(Website and app data records)
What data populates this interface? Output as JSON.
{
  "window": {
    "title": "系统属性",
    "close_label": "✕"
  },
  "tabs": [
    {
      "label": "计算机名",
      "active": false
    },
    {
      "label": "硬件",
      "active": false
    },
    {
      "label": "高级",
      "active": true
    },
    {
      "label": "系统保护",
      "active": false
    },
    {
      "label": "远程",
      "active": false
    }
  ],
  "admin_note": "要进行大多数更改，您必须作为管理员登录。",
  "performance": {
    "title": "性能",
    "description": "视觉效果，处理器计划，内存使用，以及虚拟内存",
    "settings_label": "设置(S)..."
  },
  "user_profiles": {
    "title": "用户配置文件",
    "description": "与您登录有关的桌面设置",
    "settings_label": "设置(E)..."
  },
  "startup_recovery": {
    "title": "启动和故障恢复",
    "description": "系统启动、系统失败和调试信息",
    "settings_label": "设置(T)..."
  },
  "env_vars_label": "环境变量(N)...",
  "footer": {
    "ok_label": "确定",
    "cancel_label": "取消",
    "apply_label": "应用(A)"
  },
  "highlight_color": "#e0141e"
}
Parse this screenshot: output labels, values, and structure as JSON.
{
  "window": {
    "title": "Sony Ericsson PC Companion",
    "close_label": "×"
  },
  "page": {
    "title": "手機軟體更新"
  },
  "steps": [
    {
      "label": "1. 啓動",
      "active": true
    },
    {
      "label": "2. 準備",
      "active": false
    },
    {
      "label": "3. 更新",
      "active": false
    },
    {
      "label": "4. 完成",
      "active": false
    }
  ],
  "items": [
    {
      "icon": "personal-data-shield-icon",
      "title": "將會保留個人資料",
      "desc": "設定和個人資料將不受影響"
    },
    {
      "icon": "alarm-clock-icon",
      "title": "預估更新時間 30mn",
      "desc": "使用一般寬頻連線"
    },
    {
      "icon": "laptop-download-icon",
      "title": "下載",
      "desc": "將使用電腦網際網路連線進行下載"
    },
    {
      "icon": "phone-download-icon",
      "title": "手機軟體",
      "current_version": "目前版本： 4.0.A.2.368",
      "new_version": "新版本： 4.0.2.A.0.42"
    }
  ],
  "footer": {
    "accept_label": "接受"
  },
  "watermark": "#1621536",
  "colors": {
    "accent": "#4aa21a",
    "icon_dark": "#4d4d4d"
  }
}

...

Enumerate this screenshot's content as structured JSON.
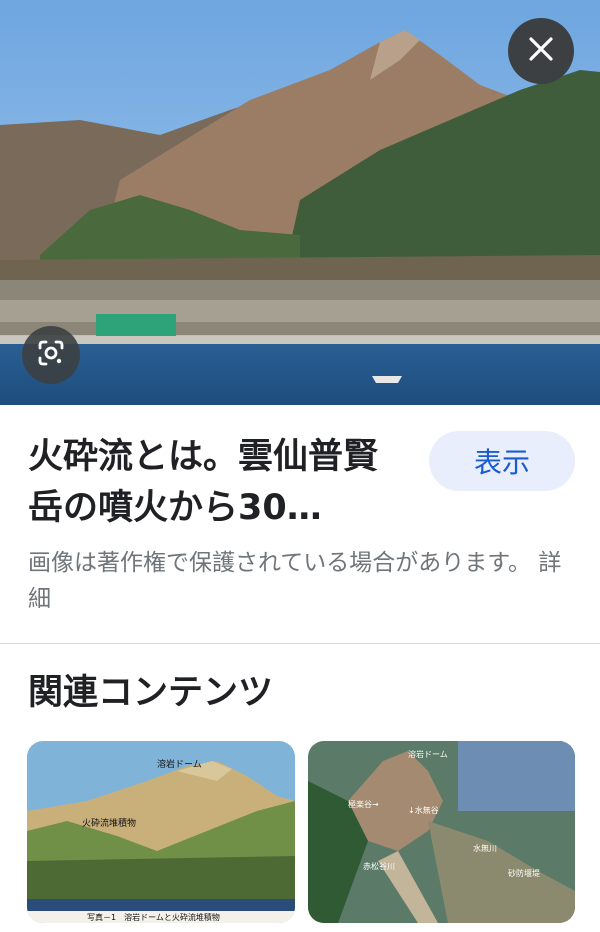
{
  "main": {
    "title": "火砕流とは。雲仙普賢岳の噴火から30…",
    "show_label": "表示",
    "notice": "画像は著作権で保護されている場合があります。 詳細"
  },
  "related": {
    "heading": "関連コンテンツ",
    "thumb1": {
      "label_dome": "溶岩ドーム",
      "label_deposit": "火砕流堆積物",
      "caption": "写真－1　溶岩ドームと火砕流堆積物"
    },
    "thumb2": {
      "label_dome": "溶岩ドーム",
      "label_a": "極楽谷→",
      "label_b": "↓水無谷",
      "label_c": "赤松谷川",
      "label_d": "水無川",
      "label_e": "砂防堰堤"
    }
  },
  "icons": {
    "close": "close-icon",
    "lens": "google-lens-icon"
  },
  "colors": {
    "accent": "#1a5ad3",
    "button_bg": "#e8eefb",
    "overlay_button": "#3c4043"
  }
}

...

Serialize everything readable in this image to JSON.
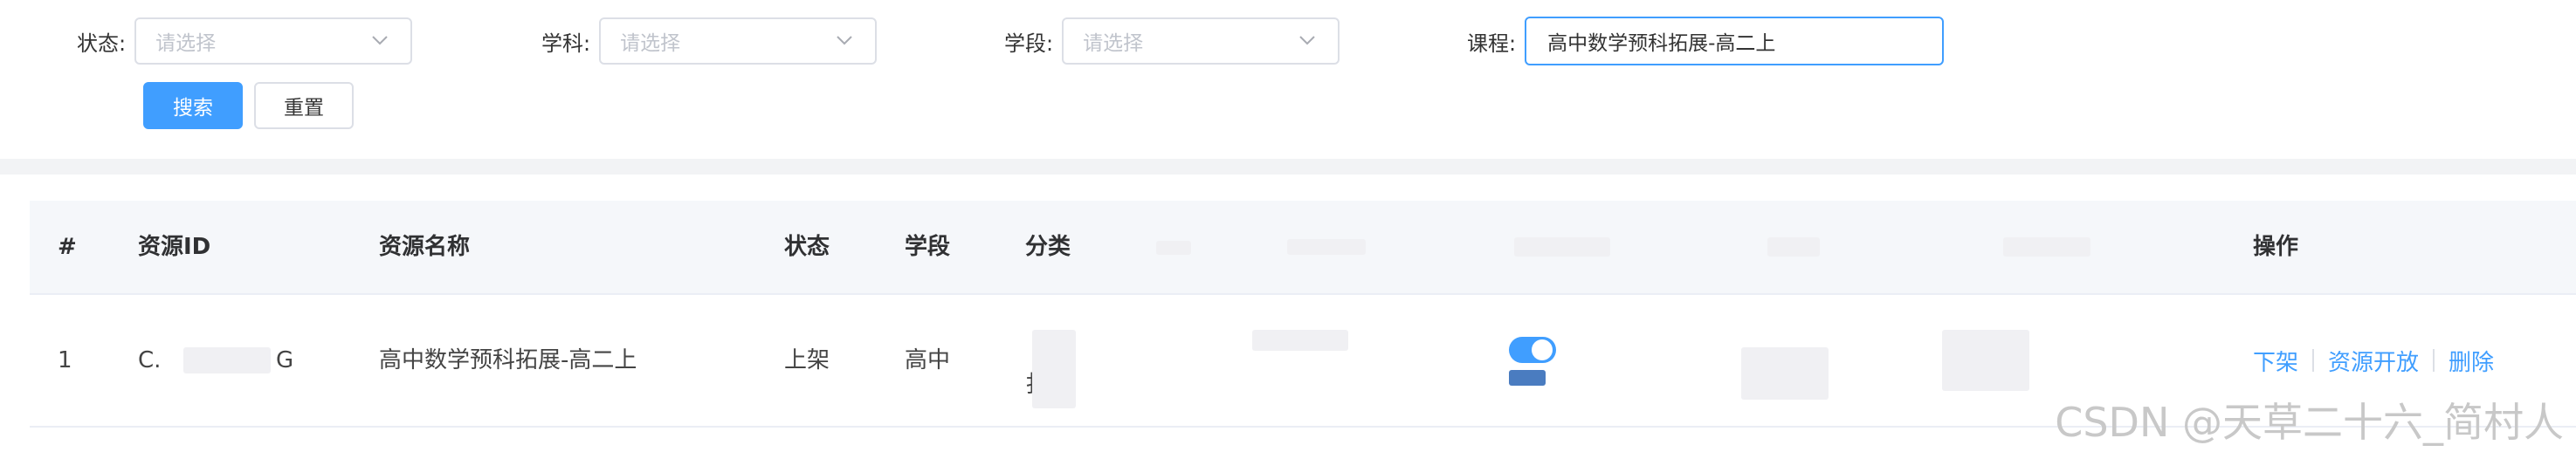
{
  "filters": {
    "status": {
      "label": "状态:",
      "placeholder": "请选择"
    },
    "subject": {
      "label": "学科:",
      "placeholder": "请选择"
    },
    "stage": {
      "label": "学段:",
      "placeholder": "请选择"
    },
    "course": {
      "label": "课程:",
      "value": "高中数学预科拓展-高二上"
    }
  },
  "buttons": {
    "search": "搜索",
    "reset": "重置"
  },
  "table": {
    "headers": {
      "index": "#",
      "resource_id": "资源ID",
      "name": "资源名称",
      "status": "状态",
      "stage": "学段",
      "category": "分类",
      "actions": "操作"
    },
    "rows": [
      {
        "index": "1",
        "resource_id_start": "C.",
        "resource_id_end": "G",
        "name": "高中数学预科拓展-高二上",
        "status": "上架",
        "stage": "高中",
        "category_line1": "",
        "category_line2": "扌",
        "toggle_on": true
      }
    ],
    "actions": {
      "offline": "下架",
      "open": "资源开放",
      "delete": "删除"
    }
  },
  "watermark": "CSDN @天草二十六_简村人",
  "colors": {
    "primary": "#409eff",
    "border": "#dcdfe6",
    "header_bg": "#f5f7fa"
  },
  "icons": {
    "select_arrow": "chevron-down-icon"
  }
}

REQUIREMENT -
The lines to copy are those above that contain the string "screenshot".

EXPECTED ANSWER -
Parse this screenshot: output labels, values, and structure as JSON.
Enumerate this screenshot's content as structured JSON.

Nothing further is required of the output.